**GIVEN RECORDS**
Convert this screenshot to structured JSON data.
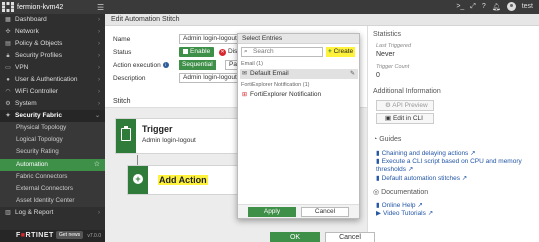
{
  "topbar": {
    "hostname": "fermion-kvm42",
    "user": "test"
  },
  "sidebar": {
    "items": [
      {
        "label": "Dashboard",
        "icon": "dashboard-icon"
      },
      {
        "label": "Network",
        "icon": "network-icon"
      },
      {
        "label": "Policy & Objects",
        "icon": "policy-icon"
      },
      {
        "label": "Security Profiles",
        "icon": "lock-icon"
      },
      {
        "label": "VPN",
        "icon": "monitor-icon"
      },
      {
        "label": "User & Authentication",
        "icon": "user-icon"
      },
      {
        "label": "WiFi Controller",
        "icon": "wifi-icon"
      },
      {
        "label": "System",
        "icon": "gear-icon"
      },
      {
        "label": "Security Fabric",
        "icon": "fabric-icon"
      }
    ],
    "subitems": [
      "Physical Topology",
      "Logical Topology",
      "Security Rating",
      "Automation",
      "Fabric Connectors",
      "External Connectors",
      "Asset Identity Center"
    ],
    "after": {
      "label": "Log & Report",
      "icon": "chart-icon"
    },
    "footer": {
      "brand": "F⬛RTINET",
      "getnews": "Get news",
      "version": "v7.0.0"
    }
  },
  "main": {
    "title": "Edit Automation Stitch",
    "form": {
      "name_label": "Name",
      "name_value": "Admin login-logout",
      "status_label": "Status",
      "status_enable": "Enable",
      "status_disable": "Disable",
      "action_label": "Action execution",
      "action_seq": "Sequential",
      "action_par": "Parallel",
      "desc_label": "Description",
      "desc_value": "Admin login-logout"
    },
    "stitch": {
      "header": "Stitch",
      "trigger_title": "Trigger",
      "trigger_sub": "Admin login-logout",
      "add_action": "Add Action"
    },
    "ok": "OK",
    "cancel": "Cancel"
  },
  "right": {
    "stats_title": "Statistics",
    "last_triggered_label": "Last Triggered",
    "last_triggered_value": "Never",
    "trigger_count_label": "Trigger Count",
    "trigger_count_value": "0",
    "addl_title": "Additional Information",
    "api_preview": "API Preview",
    "edit_cli": "Edit in CLI",
    "guides_title": "Guides",
    "guide1": "Chaining and delaying actions",
    "guide2a": "Execute a CLI script based on CPU and memory",
    "guide2b": "thresholds",
    "guide3": "Default automation stitches",
    "docs_title": "Documentation",
    "doc1": "Online Help",
    "doc2": "Video Tutorials"
  },
  "popup": {
    "title": "Select Entries",
    "search_placeholder": "Search",
    "create": "Create",
    "group1": "Email (1)",
    "item1": "Default Email",
    "group2": "FortiExplorer Notification (1)",
    "item2": "FortiExplorer Notification",
    "apply": "Apply",
    "cancel": "Cancel"
  },
  "colors": {
    "accent": "#3e8f48",
    "highlight": "#fff23d",
    "sidebar": "#2f2f2f",
    "link": "#2457a6"
  }
}
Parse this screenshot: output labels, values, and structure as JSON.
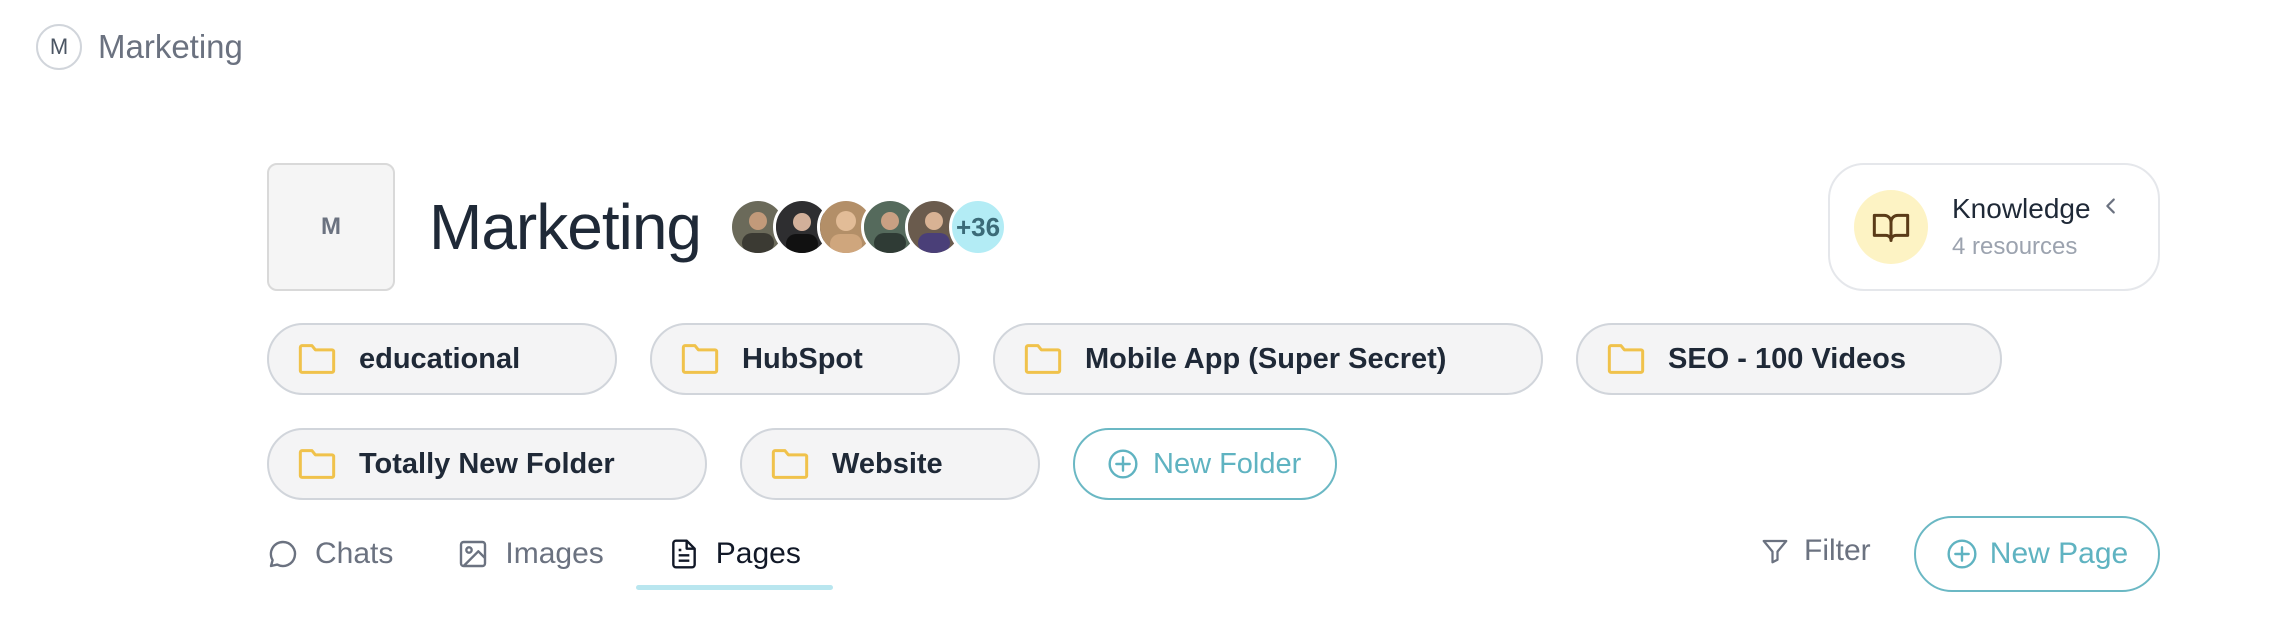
{
  "topbar": {
    "avatar_letter": "M",
    "workspace_name": "Marketing"
  },
  "space": {
    "icon_letter": "M",
    "title": "Marketing",
    "members": [
      {
        "avatar_color": "#6b6a5a"
      },
      {
        "avatar_color": "#2e2e30"
      },
      {
        "avatar_color": "#b38f68"
      },
      {
        "avatar_color": "#556a5c"
      },
      {
        "avatar_color": "#6a5b4d"
      }
    ],
    "more_members": "+36"
  },
  "knowledge": {
    "title": "Knowledge",
    "subtitle": "4 resources",
    "accent": "#fdf3c4"
  },
  "folders": {
    "row1": [
      {
        "name": "educational"
      },
      {
        "name": "HubSpot"
      },
      {
        "name": "Mobile App (Super Secret)"
      },
      {
        "name": "SEO - 100 Videos"
      }
    ],
    "row2": [
      {
        "name": "Totally New Folder"
      },
      {
        "name": "Website"
      }
    ],
    "new_folder_label": "New Folder",
    "folder_color": "#f0c24b"
  },
  "tabs": [
    {
      "label": "Chats",
      "icon": "chat-bubble-icon",
      "active": false
    },
    {
      "label": "Images",
      "icon": "image-icon",
      "active": false
    },
    {
      "label": "Pages",
      "icon": "document-icon",
      "active": true
    }
  ],
  "actions": {
    "filter_label": "Filter",
    "new_page_label": "New Page"
  },
  "colors": {
    "accent_teal": "#5fb3c1",
    "text_dark": "#1f2937",
    "text_muted": "#6b7280"
  }
}
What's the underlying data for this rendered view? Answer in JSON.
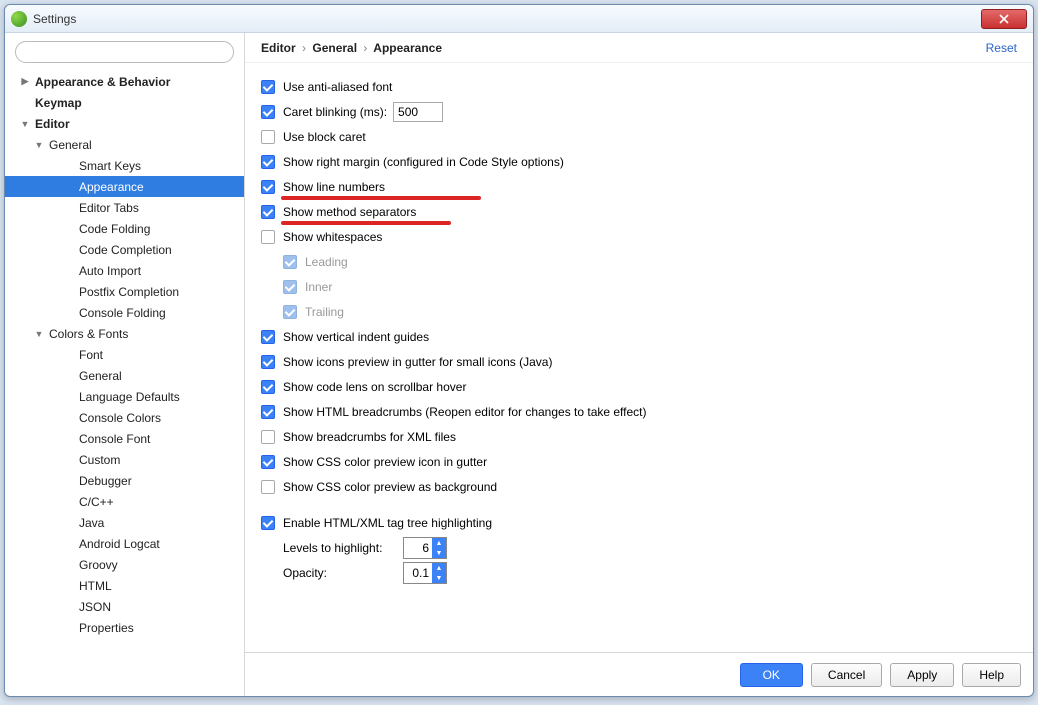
{
  "window": {
    "title": "Settings"
  },
  "search": {
    "placeholder": ""
  },
  "tree": {
    "items": [
      {
        "label": "Appearance & Behavior",
        "level": 1,
        "arrow": "right",
        "bold": true
      },
      {
        "label": "Keymap",
        "level": 1,
        "arrow": "none",
        "bold": true
      },
      {
        "label": "Editor",
        "level": 1,
        "arrow": "down",
        "bold": true
      },
      {
        "label": "General",
        "level": 2,
        "arrow": "down"
      },
      {
        "label": "Smart Keys",
        "level": 3,
        "arrow": "none"
      },
      {
        "label": "Appearance",
        "level": 3,
        "arrow": "none",
        "selected": true
      },
      {
        "label": "Editor Tabs",
        "level": 3,
        "arrow": "none"
      },
      {
        "label": "Code Folding",
        "level": 3,
        "arrow": "none"
      },
      {
        "label": "Code Completion",
        "level": 3,
        "arrow": "none"
      },
      {
        "label": "Auto Import",
        "level": 3,
        "arrow": "none"
      },
      {
        "label": "Postfix Completion",
        "level": 3,
        "arrow": "none"
      },
      {
        "label": "Console Folding",
        "level": 3,
        "arrow": "none"
      },
      {
        "label": "Colors & Fonts",
        "level": 2,
        "arrow": "down"
      },
      {
        "label": "Font",
        "level": 3,
        "arrow": "none"
      },
      {
        "label": "General",
        "level": 3,
        "arrow": "none"
      },
      {
        "label": "Language Defaults",
        "level": 3,
        "arrow": "none"
      },
      {
        "label": "Console Colors",
        "level": 3,
        "arrow": "none"
      },
      {
        "label": "Console Font",
        "level": 3,
        "arrow": "none"
      },
      {
        "label": "Custom",
        "level": 3,
        "arrow": "none"
      },
      {
        "label": "Debugger",
        "level": 3,
        "arrow": "none"
      },
      {
        "label": "C/C++",
        "level": 3,
        "arrow": "none"
      },
      {
        "label": "Java",
        "level": 3,
        "arrow": "none"
      },
      {
        "label": "Android Logcat",
        "level": 3,
        "arrow": "none"
      },
      {
        "label": "Groovy",
        "level": 3,
        "arrow": "none"
      },
      {
        "label": "HTML",
        "level": 3,
        "arrow": "none"
      },
      {
        "label": "JSON",
        "level": 3,
        "arrow": "none"
      },
      {
        "label": "Properties",
        "level": 3,
        "arrow": "none"
      }
    ]
  },
  "breadcrumb": {
    "p0": "Editor",
    "p1": "General",
    "p2": "Appearance",
    "reset": "Reset"
  },
  "opts": {
    "antialiased": {
      "label": "Use anti-aliased font",
      "checked": true
    },
    "caret_blink": {
      "label": "Caret blinking (ms):",
      "checked": true,
      "value": "500"
    },
    "block_caret": {
      "label": "Use block caret",
      "checked": false
    },
    "right_margin": {
      "label": "Show right margin (configured in Code Style options)",
      "checked": true
    },
    "line_numbers": {
      "label": "Show line numbers",
      "checked": true
    },
    "method_sep": {
      "label": "Show method separators",
      "checked": true
    },
    "whitespaces": {
      "label": "Show whitespaces",
      "checked": false
    },
    "ws_leading": {
      "label": "Leading",
      "checked": true
    },
    "ws_inner": {
      "label": "Inner",
      "checked": true
    },
    "ws_trailing": {
      "label": "Trailing",
      "checked": true
    },
    "indent_guides": {
      "label": "Show vertical indent guides",
      "checked": true
    },
    "icons_preview": {
      "label": "Show icons preview in gutter for small icons (Java)",
      "checked": true
    },
    "code_lens": {
      "label": "Show code lens on scrollbar hover",
      "checked": true
    },
    "html_crumbs": {
      "label": "Show HTML breadcrumbs (Reopen editor for changes to take effect)",
      "checked": true
    },
    "xml_crumbs": {
      "label": "Show breadcrumbs for XML files",
      "checked": false
    },
    "css_preview": {
      "label": "Show CSS color preview icon in gutter",
      "checked": true
    },
    "css_bg": {
      "label": "Show CSS color preview as background",
      "checked": false
    },
    "tag_tree": {
      "label": "Enable HTML/XML tag tree highlighting",
      "checked": true
    },
    "levels": {
      "label": "Levels to highlight:",
      "value": "6"
    },
    "opacity": {
      "label": "Opacity:",
      "value": "0.1"
    }
  },
  "buttons": {
    "ok": "OK",
    "cancel": "Cancel",
    "apply": "Apply",
    "help": "Help"
  }
}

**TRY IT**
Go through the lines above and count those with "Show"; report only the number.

**RESPONSE FOR THIS EXERCISE**
11